OAKLAND -- **A quick look back at how the pregame Three Keys turned out during Denver's 16-10 win over the Raiders.
1. CONTAIN OAKLAND'S PASS RUSHERS.
On the outside, the Broncos' protection scheme held up. Khalil Mack, Justin Tuck and Aldon Smith rarely got to Peyton Manning, and Manning did a good job stepping up and out of trouble from the edge.
But Oakland knocked the offense off-kilter with rushes from Malcolm Smith. His blitz up the middle forced Manning into an errant red-zone pass late in the first half that Charles Woodson intercepted. A second-half blitz by Smith outside of right tackle Michael Schofield led to one of Oakland's two sacks.
Smith's rush caused problems, but the Broncos' ability to consistently neutralize the Raiders on the outside kept the offense's struggles from being more pronounced. Manning was hit just three times Sunday, and none came from Mack or Tuck, with just a half-sack from Smith representing the edge rushers' entire sack tally.
2. DISRUPT DEREK CARR.
In the end, this was THE key to the win.
It wasn't a seven-sack performance like the Broncos had last week, but even with DeMarcus Ware missing most of the game because of a back problem, the Broncos sacked Derek Carr four times -- including Von Miller's third-quarter strip-sack fumble -- and set up Chris Harris Jr.'s game-turning pick-six with a six-man rush.

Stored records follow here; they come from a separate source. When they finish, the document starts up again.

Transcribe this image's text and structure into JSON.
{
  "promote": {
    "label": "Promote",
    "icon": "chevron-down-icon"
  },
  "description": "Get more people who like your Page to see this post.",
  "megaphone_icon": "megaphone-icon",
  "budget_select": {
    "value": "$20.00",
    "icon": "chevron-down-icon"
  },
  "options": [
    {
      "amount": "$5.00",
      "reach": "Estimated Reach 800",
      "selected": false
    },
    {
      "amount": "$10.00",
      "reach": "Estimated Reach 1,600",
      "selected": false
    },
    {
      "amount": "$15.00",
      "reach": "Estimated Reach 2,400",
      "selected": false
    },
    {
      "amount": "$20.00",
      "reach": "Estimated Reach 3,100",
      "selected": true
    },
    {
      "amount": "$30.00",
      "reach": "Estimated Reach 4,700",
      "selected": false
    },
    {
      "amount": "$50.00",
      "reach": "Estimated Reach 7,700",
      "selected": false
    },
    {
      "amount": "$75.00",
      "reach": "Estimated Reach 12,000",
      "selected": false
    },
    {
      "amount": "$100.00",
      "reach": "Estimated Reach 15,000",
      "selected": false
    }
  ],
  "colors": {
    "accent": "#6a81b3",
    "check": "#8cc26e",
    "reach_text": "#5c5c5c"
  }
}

Shaquil Barrett replaced Ware on a majority of the snaps, and was effective working off the edge, finishing with a sack and a tackle for a loss.

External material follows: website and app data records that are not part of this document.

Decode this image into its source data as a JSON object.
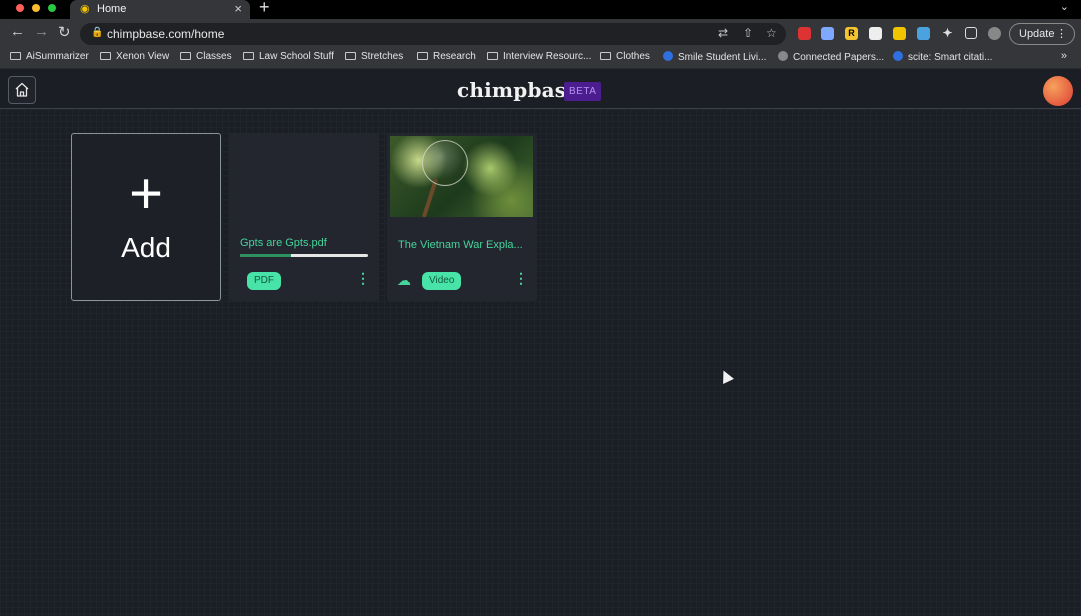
{
  "browser": {
    "tab_title": "Home",
    "tab_favicon": "chimp-favicon",
    "tab_close": "×",
    "new_tab": "+",
    "url": "chimpbase.com/home",
    "update_label": "Update",
    "bookmarks": [
      "AiSummarizer",
      "Xenon View",
      "Classes",
      "Law School Stuff",
      "Stretches",
      "Research",
      "Interview Resourc...",
      "Clothes",
      "Smile Student Livi...",
      "Connected Papers...",
      "scite: Smart citati..."
    ],
    "bookmarks_more": "»"
  },
  "app": {
    "brand": "chimpbase",
    "badge": "BETA",
    "add_card": {
      "plus": "+",
      "label": "Add"
    },
    "cards": [
      {
        "title": "Gpts are Gpts.pdf",
        "type": "PDF",
        "progress": 0.4
      },
      {
        "title": "The Vietnam War Expla...",
        "type": "Video"
      }
    ]
  },
  "colors": {
    "accent": "#46d49c",
    "badge_bg": "#48e3a6",
    "beta_bg": "#4c1d8f",
    "background": "#1b1e24"
  }
}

"It's those types of players that make us a great team," Miller said.
3. DON'T LET THE RAIDERS BELIEVE.
The struggles of the offense ensured that the Broncos would never be able to pull away when they had chances -- and in fact, the Broncos were fortunate to maintain a fragile 9-7 lead early in the fourth quarter, with an assist from two missed Sebastian Janikowski field-goal attempts, one of which was blocked by Sylvester Williams.
Oakland's defense and the Broncos' offensive struggles gave the Raiders' fans reason to believe an upset was possible. But the Broncos' defense seemed to be in "mind control" mode for most of the game, and allowed only the Marcel Reece touchdown catch in the second quarter.
Denver's defense has allowed just 65 points through five games -- an average of 13.0 per game. If it can maintain that pace, the offense doesn't have to be spectacular -- merely consistent.
But the offense has accounted for just 18.4 points per game, with a high of 24 in Detroit and a season-low nine points via three Brandon McManus field goals representing its entire day's work.
"We've got to play a [heck] of a lot better," Head Coach Gary Kubiak said. "I mean, it starts with me and the offensive coaches. We've got to get better offensively. The sad thing is, we do some good stuff and we don't finish anything. That's what's disappointing.
"And then everything keeps going back to 18 [Manning]. That's not fair. We've got to get better running the football. We've got to get better protecting him. And if we do those things, then we'll play better offensively. Obviously we're very, very fortunate."
Fortunate that their defense is so powerful and can pick up the offense when it struggles.
"The Broncos won the game today," Manning said. "Everybody wants to divide it, right? You have Broncos offensive commentary, defensive commentary, Broncos special teams … but we kind of lump it all together as a team win."